Title: Petition of Barbara Ann Allnutt, 17 June 1862
Date: June 17, 1862
Source Text: A microfilm reproduction of the original document held at the National Archives and Records Administration, Microcopy 520, Reel 5. The original document is held in the Records of the Accounting Officers of the Department of the Treasury, 1775–1978, National Archives and Records Administration, Record Group 217.6.5. Within the National Archives' Archival Description Catalog, see ARC Identifier 4644616 / MLR Number A1 347 (http://arcweb.archives.gov).
Civil War Washington ID: cww.00694
To the Commissioners under the act of Congress approved the 16th of April, 1862, entitled "An act for the release of certain persons held to service or labor in the District of Columbia."
Your Petitioner, Barbara A. Allnutt of Montgomery County in the State of Maryland by this her petition in writing, represents and states, that she is a person loyal to the United States, who, at the time of the passage of the said act of Congress, held a claim to service or labor against one person of African descent of the name of George Johnson for and during the life of said George Johnson and that by said act of Congress said George Johnson was discharged and freed of and from all claim of your petitioner to such service or labor; that at the time of said discharge said George Johnson was of the age of forty three years and of the personal description following:(1) copper colour—height estimated to be about five feet, nine to ten inches of medium size
That your petitioner acquired her claim to the aforesaid service or labor of said George Johnson in manner following:(2) said George Johnson was part of the personal Estate of James N. Allnut late of Montgomery County, who died on the first day of June AD 1854—and who was at the time of his death your petitioner's husband and the said George Johnson was assigned to your petitioner in the distribution of her said husband's Estate in a due course of legal administration
That your petitioner's claim to the service or labor of said George Johnson was, at the time of said discharge therefrom, of the value of six hundred dollars in money.(3)said George Johnson is believed to be sound in mind and body—without any defect, either moral, mental or physical, either known to, or suspected by your petitioner—he has been accustomed to, and is skilled in agricultural labour, and has been much employed in the quarries near Georgetown, and at Seneca and has large experience and much skill in that business—

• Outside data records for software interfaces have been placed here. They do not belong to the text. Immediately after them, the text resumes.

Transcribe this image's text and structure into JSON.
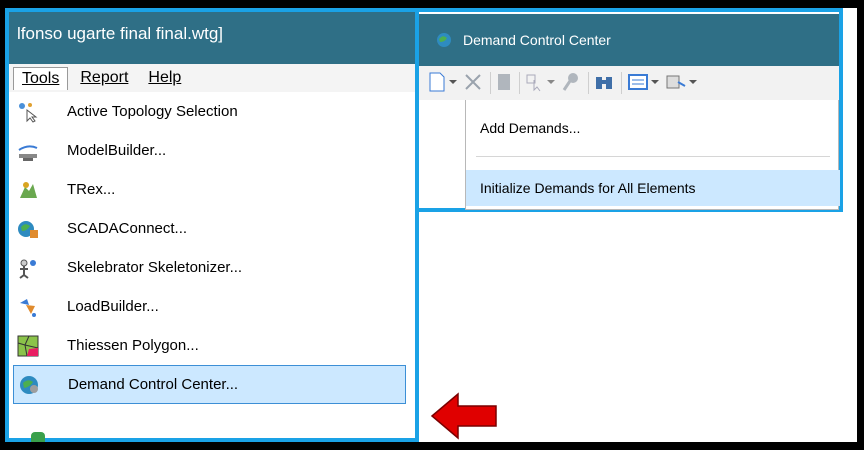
{
  "left_window": {
    "title": "lfonso ugarte final final.wtg]",
    "menubar": [
      {
        "label": "Tools",
        "underline_index": 0,
        "open": true
      },
      {
        "label": "Report",
        "underline_index": 0,
        "open": false
      },
      {
        "label": "Help",
        "underline_index": 0,
        "open": false
      }
    ],
    "tools_menu": [
      {
        "label": "Active Topology Selection",
        "icon": "topology-selection-icon",
        "active": false
      },
      {
        "label": "ModelBuilder...",
        "icon": "modelbuilder-icon",
        "active": false
      },
      {
        "label": "TRex...",
        "icon": "trex-icon",
        "active": false
      },
      {
        "label": "SCADAConnect...",
        "icon": "scadaconnect-icon",
        "active": false
      },
      {
        "label": "Skelebrator Skeletonizer...",
        "icon": "skelebrator-icon",
        "active": false
      },
      {
        "label": "LoadBuilder...",
        "icon": "loadbuilder-icon",
        "active": false
      },
      {
        "label": "Thiessen Polygon...",
        "icon": "thiessen-polygon-icon",
        "active": false
      },
      {
        "label": "Demand Control Center...",
        "icon": "demand-control-center-icon",
        "active": true
      }
    ]
  },
  "right_window": {
    "title": "Demand Control Center",
    "dropdown": [
      {
        "label": "Add Demands...",
        "highlighted": false
      },
      {
        "label": "Initialize Demands for All Elements",
        "highlighted": true
      }
    ]
  },
  "colors": {
    "highlight_border": "#1aa2e6",
    "title_bar": "#2f6f86",
    "menu_hover": "#cce8ff",
    "arrow": "#e00000"
  }
}
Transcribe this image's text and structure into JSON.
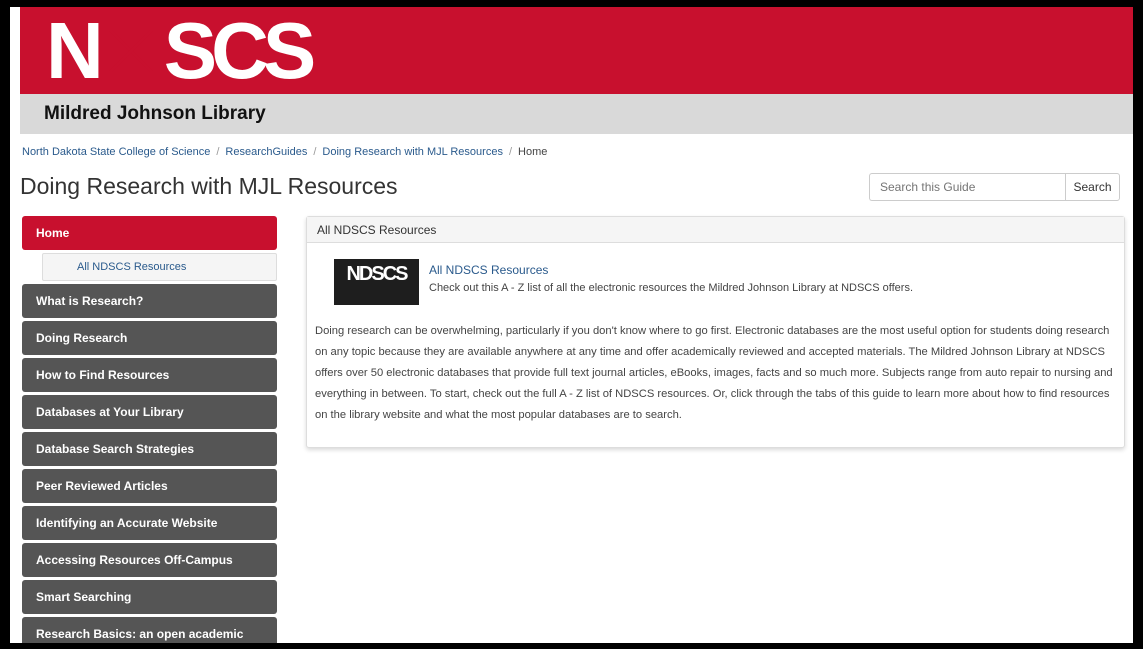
{
  "header": {
    "logo_text": "NDSCS",
    "library_name": "Mildred Johnson Library",
    "brand_color": "#c8102e"
  },
  "breadcrumb": [
    "North Dakota State College of Science",
    "ResearchGuides",
    "Doing Research with MJL Resources",
    "Home"
  ],
  "page_title": "Doing Research with MJL Resources",
  "search": {
    "placeholder": "Search this Guide",
    "button_label": "Search"
  },
  "sidenav": {
    "active": "Home",
    "sub_item": "All NDSCS Resources",
    "items": [
      "What is Research?",
      "Doing Research",
      "How to Find Resources",
      "Databases at Your Library",
      "Database Search Strategies",
      "Peer Reviewed Articles",
      "Identifying an Accurate Website",
      "Accessing Resources Off-Campus",
      "Smart Searching",
      "Research Basics: an open academic research skills course"
    ]
  },
  "panel": {
    "heading": "All NDSCS Resources",
    "resource_thumb": "NDSCS",
    "resource_title": "All NDSCS Resources",
    "resource_description": "Check out this A - Z list of all the electronic resources the Mildred Johnson Library at NDSCS offers.",
    "body": "Doing research can be overwhelming, particularly if you don't know where to go first. Electronic databases are the most useful option for students doing research on any topic because they are available anywhere at any time and offer academically reviewed and accepted materials. The Mildred Johnson Library at NDSCS offers over 50 electronic databases that provide full text journal articles, eBooks, images, facts and so much more. Subjects range from auto repair to nursing and everything in between. To start, check out the full A - Z list of NDSCS resources. Or, click through the tabs of this guide to learn more about how to find resources on the library website and what the most popular databases are to search."
  }
}
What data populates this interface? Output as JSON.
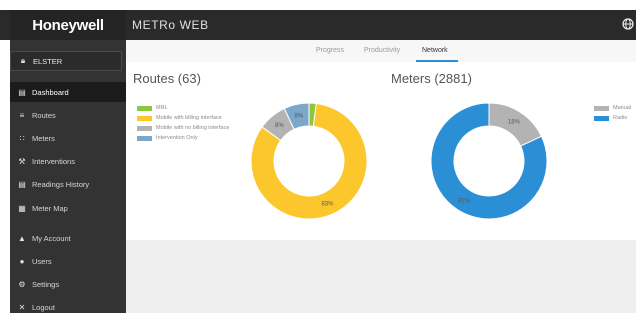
{
  "header": {
    "brand": "Honeywell",
    "app_title": "METRo WEB"
  },
  "sidebar": {
    "account": "ELSTER",
    "items": [
      {
        "label": "Dashboard",
        "icon": "dashboard-icon",
        "active": true
      },
      {
        "label": "Routes",
        "icon": "routes-icon"
      },
      {
        "label": "Meters",
        "icon": "meters-icon"
      },
      {
        "label": "Interventions",
        "icon": "interventions-icon"
      },
      {
        "label": "Readings History",
        "icon": "history-icon"
      },
      {
        "label": "Meter Map",
        "icon": "map-icon"
      },
      {
        "label": "My Account",
        "icon": "account-icon"
      },
      {
        "label": "Users",
        "icon": "users-icon"
      },
      {
        "label": "Settings",
        "icon": "settings-icon"
      },
      {
        "label": "Logout",
        "icon": "logout-icon"
      }
    ]
  },
  "tabs": [
    {
      "label": "Progress"
    },
    {
      "label": "Productivity"
    },
    {
      "label": "Network",
      "active": true
    }
  ],
  "colors": {
    "mrl": "#8dc63f",
    "with_billing": "#fcc72c",
    "with_no_billing": "#b3b3b3",
    "intervention_only": "#7da7c8",
    "manual": "#b3b3b3",
    "radio": "#2b8fd6",
    "active_tab": "#2b8fd6"
  },
  "routes": {
    "title": "Routes (63)",
    "legend": [
      {
        "label": "MRL",
        "color_key": "mrl"
      },
      {
        "label": "Mobile with billing interface",
        "color_key": "with_billing"
      },
      {
        "label": "Mobile with no billing interface",
        "color_key": "with_no_billing"
      },
      {
        "label": "Intervention Only",
        "color_key": "intervention_only"
      }
    ],
    "slices": [
      {
        "name": "MRL",
        "value": 2,
        "color_key": "mrl",
        "label": ""
      },
      {
        "name": "Mobile with billing interface",
        "value": 83,
        "color_key": "with_billing",
        "label": "83%"
      },
      {
        "name": "Mobile with no billing interface",
        "value": 8,
        "color_key": "with_no_billing",
        "label": "8%"
      },
      {
        "name": "Intervention Only",
        "value": 7,
        "color_key": "intervention_only",
        "label": "8%"
      }
    ]
  },
  "meters": {
    "title": "Meters (2881)",
    "legend": [
      {
        "label": "Manual",
        "color_key": "manual"
      },
      {
        "label": "Radio",
        "color_key": "radio"
      }
    ],
    "slices": [
      {
        "name": "Manual",
        "value": 18,
        "color_key": "manual",
        "label": "18%"
      },
      {
        "name": "Radio",
        "value": 82,
        "color_key": "radio",
        "label": "82%"
      }
    ]
  }
}
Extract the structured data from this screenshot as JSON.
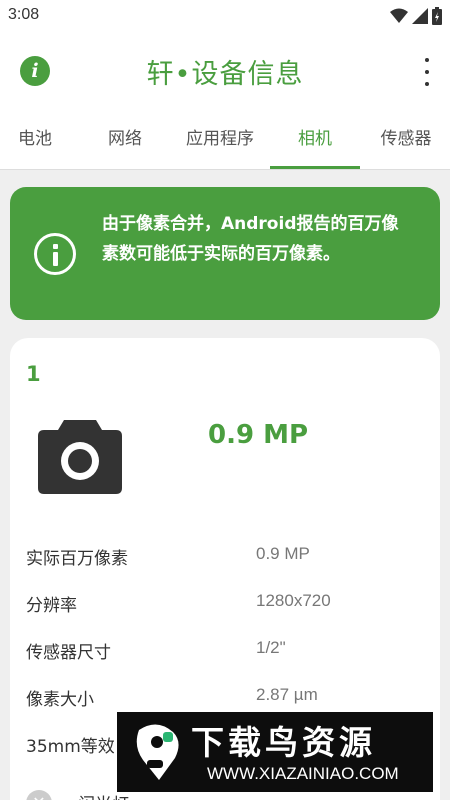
{
  "status_bar": {
    "time": "3:08",
    "icons": [
      "wifi-icon",
      "signal-icon",
      "battery-icon"
    ]
  },
  "app_bar": {
    "title": "轩•设备信息",
    "info_icon": "i",
    "accent_color": "#4a9e3f"
  },
  "tabs": [
    {
      "label": "电池",
      "active": false
    },
    {
      "label": "网络",
      "active": false
    },
    {
      "label": "应用程序",
      "active": false
    },
    {
      "label": "相机",
      "active": true
    },
    {
      "label": "传感器",
      "active": false
    }
  ],
  "notice": {
    "text": "由于像素合并，Android报告的百万像素数可能低于实际的百万像素。"
  },
  "camera": {
    "index": "1",
    "megapixels": "0.9 MP",
    "specs": [
      {
        "label": "实际百万像素",
        "value": "0.9 MP"
      },
      {
        "label": "分辨率",
        "value": "1280x720"
      },
      {
        "label": "传感器尺寸",
        "value": "1/2\""
      },
      {
        "label": "像素大小",
        "value": "2.87 µm"
      },
      {
        "label": "35mm等效",
        "value": ""
      }
    ],
    "flash": {
      "label": "闪光灯",
      "icon": "✕"
    }
  },
  "watermark": {
    "title": "下载鸟资源",
    "url": "WWW.XIAZAINIAO.COM"
  }
}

Your petitioner hereby declares that she bears true and faithful allegiance to the Government of the United States, and that she has not borne arms against the United States in the present rebellion, nor in any way given aid or comfort thereto.
And your petitioner further states and alleges, that she has not brought said George Johnson into the District of Columbia since the passage of said act of Congress; and that, at the time of the passage thereof, said George Johnson was held to service or labor therein under and by virtue of your petitioner's claim to such service or labor.
Your petitioner further states and alleges, that her said claim to the service or labor of said George Johnson does not originate in or by virtue of any transfer heretofore made by any person who has in any manner aided or sustained the present rebellion against the Government of the United States.
And your petitioner prays the said Commissioners to investigate and determine the validity of her said claim to the service or labor of said George Johnson herein above set forth; and if the same be found to be valid, that they appraise and apportion the value of said claim in money, and report the same to the Secretary of the Treasury of the United States, in conformity to the provisions of said act of Congress.
B. A. Allnutt
[Form of the Oath for the Verification of the Petition.]
I, Barbara Ann Allnutt being duly sworn, do depose and say, that all the several matters and things which are set forth and stated in the foregoing petition, as of my own knowledge, are true in substance and in fact; and that all the several other matters and things therein set forth and stated, as from the information of others, I believe to be true in substance and in fact.
B. A. Allnutt
Sworn to and subscribed before me this 7th day of June in the year A. D. 1862.
Samuel S. Hays J. P.
I hereby certify that Samuel S. Hays Gentleman before whom the aforegoing affidavit was made and whose genuine signature is thereto subscribed was at the time whereof one of the State of Maryland's Justices of the peace in and for Montgomery County duly commissioned and sworn
In testimony whereof I have hereunto subscribed my name and affixed the seal of the Circuit Court for said county this 11th day of June AD 1862
James G. Henning Clk
Circuit Court for Montgomery County
Barbara Ann Allnutt
Note (2.)-- Here state how the claim was acquired, when, from whom, and for what price or consideration; and, if held under any written evidence of title, make exhibit thereof, or refer to the public record where the same may be found.
Note (3.)-- Here state such facts, if any there be, touching the value of the petitioner's claim to the service or labor of the person, as may enhance the same, and also such facts, if any, touching the moral, mental, and bodily infirmities or defects of said person, as impair the value of the petitioner's claim to such service or labor, and conclude such statement with an averment that the petitioner knows of no other infirmities or defects of said person which impair the value of petitioner's claim to such service or labor, and that he believes none other to exist. If the petitioner specify no such infirmity or defect, then his statement touching the value of his claim should conclude with an averment that he has no knowledge of any such infirmity or defect.